BEGIN SUPPLIED RECORDS
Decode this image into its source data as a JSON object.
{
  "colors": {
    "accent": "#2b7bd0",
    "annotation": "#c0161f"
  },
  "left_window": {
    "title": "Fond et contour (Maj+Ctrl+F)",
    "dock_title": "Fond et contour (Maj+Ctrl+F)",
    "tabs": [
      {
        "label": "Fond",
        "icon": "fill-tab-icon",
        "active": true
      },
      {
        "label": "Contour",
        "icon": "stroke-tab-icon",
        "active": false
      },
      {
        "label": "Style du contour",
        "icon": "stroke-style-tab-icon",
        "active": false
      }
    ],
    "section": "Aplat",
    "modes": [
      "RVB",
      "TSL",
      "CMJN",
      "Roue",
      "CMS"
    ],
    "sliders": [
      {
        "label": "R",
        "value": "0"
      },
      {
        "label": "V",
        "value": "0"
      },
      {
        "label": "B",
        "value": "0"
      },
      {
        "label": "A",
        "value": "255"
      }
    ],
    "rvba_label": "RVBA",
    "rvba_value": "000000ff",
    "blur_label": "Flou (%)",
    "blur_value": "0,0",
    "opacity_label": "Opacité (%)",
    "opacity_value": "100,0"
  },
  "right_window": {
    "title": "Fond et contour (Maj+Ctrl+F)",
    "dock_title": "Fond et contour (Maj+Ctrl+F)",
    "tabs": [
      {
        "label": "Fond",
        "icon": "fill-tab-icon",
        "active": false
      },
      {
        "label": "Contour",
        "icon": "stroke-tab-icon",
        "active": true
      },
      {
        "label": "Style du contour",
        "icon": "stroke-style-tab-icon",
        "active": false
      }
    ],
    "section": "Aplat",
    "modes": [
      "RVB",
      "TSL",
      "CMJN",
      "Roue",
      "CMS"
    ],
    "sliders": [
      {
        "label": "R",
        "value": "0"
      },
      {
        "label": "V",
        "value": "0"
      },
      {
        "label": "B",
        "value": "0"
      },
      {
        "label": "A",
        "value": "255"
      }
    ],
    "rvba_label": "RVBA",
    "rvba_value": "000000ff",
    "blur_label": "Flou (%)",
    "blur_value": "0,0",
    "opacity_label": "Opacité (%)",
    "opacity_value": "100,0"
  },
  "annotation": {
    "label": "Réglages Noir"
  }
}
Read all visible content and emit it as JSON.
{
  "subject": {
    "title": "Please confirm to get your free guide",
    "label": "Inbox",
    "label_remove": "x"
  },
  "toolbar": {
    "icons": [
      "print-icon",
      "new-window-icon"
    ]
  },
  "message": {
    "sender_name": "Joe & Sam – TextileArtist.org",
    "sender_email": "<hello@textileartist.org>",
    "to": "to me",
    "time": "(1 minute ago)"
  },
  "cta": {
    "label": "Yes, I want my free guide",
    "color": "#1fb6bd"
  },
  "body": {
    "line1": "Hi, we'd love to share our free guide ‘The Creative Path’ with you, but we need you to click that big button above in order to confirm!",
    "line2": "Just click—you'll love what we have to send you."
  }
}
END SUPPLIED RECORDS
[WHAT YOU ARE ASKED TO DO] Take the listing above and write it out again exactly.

[REPLY]
Decode this image into its source data as a JSON object.
{
  "colors": {
    "accent": "#2b7bd0",
    "annotation": "#c0161f"
  },
  "left_window": {
    "title": "Fond et contour (Maj+Ctrl+F)",
    "dock_title": "Fond et contour (Maj+Ctrl+F)",
    "tabs": [
      {
        "label": "Fond",
        "icon": "fill-tab-icon",
        "active": true
      },
      {
        "label": "Contour",
        "icon": "stroke-tab-icon",
        "active": false
      },
      {
        "label": "Style du contour",
        "icon": "stroke-style-tab-icon",
        "active": false
      }
    ],
    "section": "Aplat",
    "modes": [
      "RVB",
      "TSL",
      "CMJN",
      "Roue",
      "CMS"
    ],
    "sliders": [
      {
        "label": "R",
        "value": "0"
      },
      {
        "label": "V",
        "value": "0"
      },
      {
        "label": "B",
        "value": "0"
      },
      {
        "label": "A",
        "value": "255"
      }
    ],
    "rvba_label": "RVBA",
    "rvba_value": "000000ff",
    "blur_label": "Flou (%)",
    "blur_value": "0,0",
    "opacity_label": "Opacité (%)",
    "opacity_value": "100,0"
  },
  "right_window": {
    "title": "Fond et contour (Maj+Ctrl+F)",
    "dock_title": "Fond et contour (Maj+Ctrl+F)",
    "tabs": [
      {
        "label": "Fond",
        "icon": "fill-tab-icon",
        "active": false
      },
      {
        "label": "Contour",
        "icon": "stroke-tab-icon",
        "active": true
      },
      {
        "label": "Style du contour",
        "icon": "stroke-style-tab-icon",
        "active": false
      }
    ],
    "section": "Aplat",
    "modes": [
      "RVB",
      "TSL",
      "CMJN",
      "Roue",
      "CMS"
    ],
    "sliders": [
      {
        "label": "R",
        "value": "0"
      },
      {
        "label": "V",
        "value": "0"
      },
      {
        "label": "B",
        "value": "0"
      },
      {
        "label": "A",
        "value": "255"
      }
    ],
    "rvba_label": "RVBA",
    "rvba_value": "000000ff",
    "blur_label": "Flou (%)",
    "blur_value": "0,0",
    "opacity_label": "Opacité (%)",
    "opacity_value": "100,0"
  },
  "annotation": {
    "label": "Réglages Noir"
  }
}
Read all visible content and emit it as JSON.
{
  "subject": {
    "title": "Please confirm to get your free guide",
    "label": "Inbox",
    "label_remove": "x"
  },
  "toolbar": {
    "icons": [
      "print-icon",
      "new-window-icon"
    ]
  },
  "message": {
    "sender_name": "Joe & Sam – TextileArtist.org",
    "sender_email": "<hello@textileartist.org>",
    "to": "to me",
    "time": "(1 minute ago)"
  },
  "cta": {
    "label": "Yes, I want my free guide",
    "color": "#1fb6bd"
  },
  "body": {
    "line1": "Hi, we'd love to share our free guide ‘The Creative Path’ with you, but we need you to click that big button above in order to confirm!",
    "line2": "Just click—you'll love what we have to send you."
  }
}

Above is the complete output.